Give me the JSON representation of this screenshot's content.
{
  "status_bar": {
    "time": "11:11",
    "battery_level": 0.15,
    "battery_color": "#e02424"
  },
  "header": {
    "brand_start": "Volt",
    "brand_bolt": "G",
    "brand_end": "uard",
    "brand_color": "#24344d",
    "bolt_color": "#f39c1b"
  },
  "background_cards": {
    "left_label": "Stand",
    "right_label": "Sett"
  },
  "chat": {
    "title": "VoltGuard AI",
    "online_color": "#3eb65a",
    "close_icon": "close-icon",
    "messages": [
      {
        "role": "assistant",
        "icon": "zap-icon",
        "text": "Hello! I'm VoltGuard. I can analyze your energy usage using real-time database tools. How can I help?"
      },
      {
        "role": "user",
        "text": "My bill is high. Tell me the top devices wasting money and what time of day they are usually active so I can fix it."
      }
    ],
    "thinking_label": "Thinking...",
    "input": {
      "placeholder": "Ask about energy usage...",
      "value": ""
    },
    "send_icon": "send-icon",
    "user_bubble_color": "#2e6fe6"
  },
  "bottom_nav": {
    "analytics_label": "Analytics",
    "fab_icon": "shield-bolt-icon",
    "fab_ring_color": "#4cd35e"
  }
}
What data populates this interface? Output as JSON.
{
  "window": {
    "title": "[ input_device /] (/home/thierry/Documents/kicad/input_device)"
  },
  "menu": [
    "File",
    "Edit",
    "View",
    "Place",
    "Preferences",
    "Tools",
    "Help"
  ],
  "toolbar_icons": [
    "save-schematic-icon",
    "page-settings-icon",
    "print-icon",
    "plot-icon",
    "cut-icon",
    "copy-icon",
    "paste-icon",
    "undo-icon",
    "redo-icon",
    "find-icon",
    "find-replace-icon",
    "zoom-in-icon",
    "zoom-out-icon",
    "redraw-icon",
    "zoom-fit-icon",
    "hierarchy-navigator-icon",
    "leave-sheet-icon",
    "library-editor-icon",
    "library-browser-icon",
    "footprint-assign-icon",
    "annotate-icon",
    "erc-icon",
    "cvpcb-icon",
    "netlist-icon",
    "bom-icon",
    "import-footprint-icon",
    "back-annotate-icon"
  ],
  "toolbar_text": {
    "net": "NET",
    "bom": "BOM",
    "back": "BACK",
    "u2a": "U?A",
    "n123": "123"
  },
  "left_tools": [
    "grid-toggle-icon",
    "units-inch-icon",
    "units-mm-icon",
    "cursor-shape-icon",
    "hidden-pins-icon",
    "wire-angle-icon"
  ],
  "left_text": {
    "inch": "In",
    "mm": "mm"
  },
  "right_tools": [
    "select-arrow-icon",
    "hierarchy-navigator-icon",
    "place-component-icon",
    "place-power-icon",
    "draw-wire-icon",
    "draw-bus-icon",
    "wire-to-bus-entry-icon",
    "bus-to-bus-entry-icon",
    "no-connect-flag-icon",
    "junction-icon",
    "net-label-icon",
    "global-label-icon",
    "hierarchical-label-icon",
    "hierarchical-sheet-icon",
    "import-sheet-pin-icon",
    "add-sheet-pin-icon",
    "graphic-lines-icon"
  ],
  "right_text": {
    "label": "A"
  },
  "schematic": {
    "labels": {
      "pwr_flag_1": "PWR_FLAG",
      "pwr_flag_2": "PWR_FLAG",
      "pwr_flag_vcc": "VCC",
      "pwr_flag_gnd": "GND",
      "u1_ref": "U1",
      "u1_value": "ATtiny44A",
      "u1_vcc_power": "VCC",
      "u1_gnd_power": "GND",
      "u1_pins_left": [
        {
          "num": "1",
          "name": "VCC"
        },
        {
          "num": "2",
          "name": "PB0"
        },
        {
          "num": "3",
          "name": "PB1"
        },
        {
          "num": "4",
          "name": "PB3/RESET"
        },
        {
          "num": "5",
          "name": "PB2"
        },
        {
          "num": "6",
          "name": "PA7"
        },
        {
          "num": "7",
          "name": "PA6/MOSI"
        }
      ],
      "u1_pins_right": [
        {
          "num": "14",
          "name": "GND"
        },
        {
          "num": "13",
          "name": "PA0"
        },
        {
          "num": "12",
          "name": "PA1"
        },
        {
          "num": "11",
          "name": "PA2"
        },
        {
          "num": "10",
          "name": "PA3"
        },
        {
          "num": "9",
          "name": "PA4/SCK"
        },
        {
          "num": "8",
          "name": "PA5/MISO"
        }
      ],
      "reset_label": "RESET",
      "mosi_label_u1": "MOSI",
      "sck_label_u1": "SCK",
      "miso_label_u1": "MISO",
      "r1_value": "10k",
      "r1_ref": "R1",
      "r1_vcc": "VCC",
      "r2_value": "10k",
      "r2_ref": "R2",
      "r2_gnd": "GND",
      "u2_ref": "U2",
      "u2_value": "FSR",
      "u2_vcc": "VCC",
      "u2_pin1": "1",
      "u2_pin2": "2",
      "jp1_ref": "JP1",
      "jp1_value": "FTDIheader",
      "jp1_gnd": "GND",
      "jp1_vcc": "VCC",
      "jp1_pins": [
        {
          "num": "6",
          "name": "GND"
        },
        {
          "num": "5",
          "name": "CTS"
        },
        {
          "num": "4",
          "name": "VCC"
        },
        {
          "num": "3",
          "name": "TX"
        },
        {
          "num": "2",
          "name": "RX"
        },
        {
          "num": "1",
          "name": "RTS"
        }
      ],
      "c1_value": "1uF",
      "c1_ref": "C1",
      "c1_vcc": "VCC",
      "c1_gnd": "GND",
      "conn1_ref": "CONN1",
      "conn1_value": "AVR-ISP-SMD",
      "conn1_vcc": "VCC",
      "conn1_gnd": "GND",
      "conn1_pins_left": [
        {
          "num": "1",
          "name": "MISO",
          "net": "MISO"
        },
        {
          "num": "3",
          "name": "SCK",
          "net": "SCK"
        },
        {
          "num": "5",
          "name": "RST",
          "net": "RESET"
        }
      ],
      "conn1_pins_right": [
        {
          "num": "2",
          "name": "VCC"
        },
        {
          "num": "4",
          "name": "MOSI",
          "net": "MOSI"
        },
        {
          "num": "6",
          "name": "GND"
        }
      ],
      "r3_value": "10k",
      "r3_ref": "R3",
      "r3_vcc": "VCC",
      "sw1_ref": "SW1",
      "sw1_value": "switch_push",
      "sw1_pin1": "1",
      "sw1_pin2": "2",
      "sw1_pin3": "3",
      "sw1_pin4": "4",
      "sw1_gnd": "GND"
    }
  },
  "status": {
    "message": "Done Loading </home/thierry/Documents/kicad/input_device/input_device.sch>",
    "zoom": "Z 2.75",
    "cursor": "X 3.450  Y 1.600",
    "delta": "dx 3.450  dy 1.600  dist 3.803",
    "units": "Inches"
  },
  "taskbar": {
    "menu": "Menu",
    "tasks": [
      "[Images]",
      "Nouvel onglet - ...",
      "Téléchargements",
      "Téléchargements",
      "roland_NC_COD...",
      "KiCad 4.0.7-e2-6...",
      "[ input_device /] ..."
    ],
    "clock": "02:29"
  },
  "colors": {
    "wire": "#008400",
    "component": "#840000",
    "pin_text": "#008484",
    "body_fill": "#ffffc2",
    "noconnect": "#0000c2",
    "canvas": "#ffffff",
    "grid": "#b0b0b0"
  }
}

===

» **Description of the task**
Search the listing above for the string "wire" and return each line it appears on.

» **Result for this task**
    "wire-angle-icon"
    "draw-wire-icon",
    "wire-to-bus-entry-icon",
    "wire": "#008400",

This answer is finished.